The floods that hit Malaysia in late December are considered epic- forcing 200,000 to evacuate in several states.
Northern and Eastern states of Kelantan, Terengganu, Pahang, Perak and Perlis in Malay Peninsula were hit by flash floods including some areas in Sabah. Approximate two dozens deaths were reported.
Now after the floods subside come the increase in infectious diseases–a similar story after each major flood.
Health Minister Datuk Seri S Subramaniam said 753 suspected leptospirosis infections with 126 confirmed cases were recorded since 1 Jan 2015 in the flood-hit states.
He said there are also increases in other diseases such as acute gastroenteritis, other diarrheal diseases and upper respiratory tract infections among flood victims.
Subramaniam also said that there are 20 confirmed melioidosis cases recorded at the flood affected places.
Health officials are stepping up public education and public hygiene campaigns advising people about boiling water, wearing boots in flood waters, etc.
For your information: Massey University researchers produce Leptospirosis video series
Melioidosis (also known as Whitmore disease and Nightcliff gardener’s disease) is caused by the bacterium, Burkholderia pseudomallei. The disease though somewhat rare has been seen in areas of Southeast Asia and Northern Australia, particularly after heavy rains. In Thailand it is considered a disease of rice farmers.
The organism is saprophytically found in soil and water. People usually get infected by contact with contaminated soil or water through skin wounds, inhalation or rarely through ingestion of contaminated water.
Person to person transmission can occur through contact with blood and body fluids of an infected person.
Depending on how heavy the infection incubation can range from hours to weeks. Infection may show no symptoms but it can quickly progress to disseminated disease involving skin and a variety of organs.
Pneumonia from B. pseudomallei can be seen either in acute or chronic disease. Chronic pulmonary meloidosis may present itself years after exposure and can mimic tuberculosis.
Fatality rates of melioidosis can reach up to 75 percent even with appropriate antibiotic treatment. Fatalities are particularly greater in those with underlying conditions like diabetes mellitus or renal disease.
People at higher risk of contracting this disease are those with jobs or hobbies that increase their exposure to contaminated soil and water like military, construction, farmers, eco-tourists and other adventure travelers.
Prevention is based on avoiding exposure of cuts and other trauma with soil and water in endemic areas.

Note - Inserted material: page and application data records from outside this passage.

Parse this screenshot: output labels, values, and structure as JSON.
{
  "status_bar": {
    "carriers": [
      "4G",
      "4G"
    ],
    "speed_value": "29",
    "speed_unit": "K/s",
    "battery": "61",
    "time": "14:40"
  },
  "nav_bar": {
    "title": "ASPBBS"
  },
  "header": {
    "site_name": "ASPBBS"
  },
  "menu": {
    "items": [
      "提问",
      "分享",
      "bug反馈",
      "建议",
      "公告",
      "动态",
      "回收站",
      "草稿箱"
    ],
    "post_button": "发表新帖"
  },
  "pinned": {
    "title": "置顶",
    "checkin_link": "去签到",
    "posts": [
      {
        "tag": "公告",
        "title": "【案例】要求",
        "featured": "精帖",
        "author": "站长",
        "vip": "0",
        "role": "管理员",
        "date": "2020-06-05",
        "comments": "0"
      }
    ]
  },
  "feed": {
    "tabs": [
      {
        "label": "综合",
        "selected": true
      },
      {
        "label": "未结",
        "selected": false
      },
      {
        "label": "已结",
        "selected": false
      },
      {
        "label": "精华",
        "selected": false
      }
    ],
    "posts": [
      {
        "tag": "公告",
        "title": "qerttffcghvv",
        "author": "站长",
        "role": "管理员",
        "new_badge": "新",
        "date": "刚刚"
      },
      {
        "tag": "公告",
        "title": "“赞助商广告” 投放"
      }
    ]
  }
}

This is especially important if the person has an underlying disease. The use of boots and gloves are recommended for people whose work involves contact with soil and water, like farmers.